HOW TO COMPLETE THIS TASK - State only how many lines below include the string "label".

Stored entries
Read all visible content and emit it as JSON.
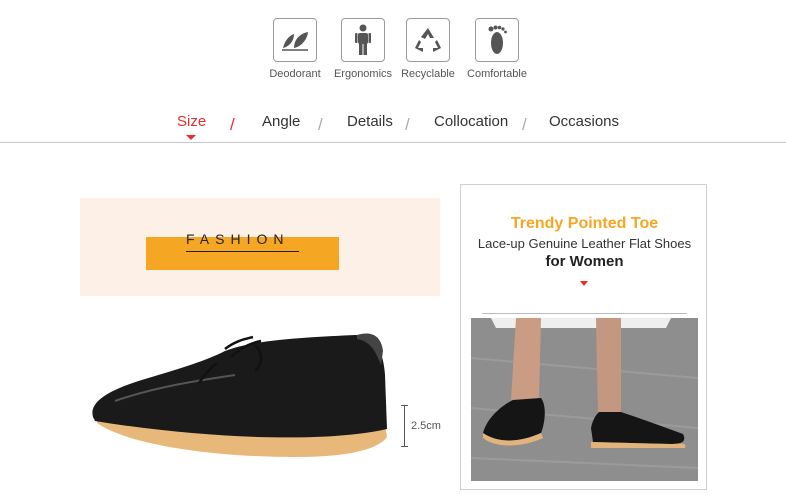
{
  "features": [
    {
      "label": "Deodorant",
      "icon": "leaf-icon"
    },
    {
      "label": "Ergonomics",
      "icon": "person-icon"
    },
    {
      "label": "Recyclable",
      "icon": "recycle-icon"
    },
    {
      "label": "Comfortable",
      "icon": "footprint-icon"
    }
  ],
  "tabs": [
    {
      "label": "Size",
      "active": true
    },
    {
      "label": "Angle",
      "active": false
    },
    {
      "label": "Details",
      "active": false
    },
    {
      "label": "Collocation",
      "active": false
    },
    {
      "label": "Occasions",
      "active": false
    }
  ],
  "tab_separator": "/",
  "banner": {
    "text": "FASHION"
  },
  "measurement": {
    "label": "2.5cm"
  },
  "product": {
    "title": "Trendy Pointed Toe",
    "subtitle": "Lace-up Genuine Leather Flat Shoes",
    "subtitle2": "for Women"
  },
  "colors": {
    "accent": "#e62e2e",
    "orange": "#f5a623",
    "banner_bg": "#fdf0e6"
  }
}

SOLUTION FOR THIS PROBLEM - 10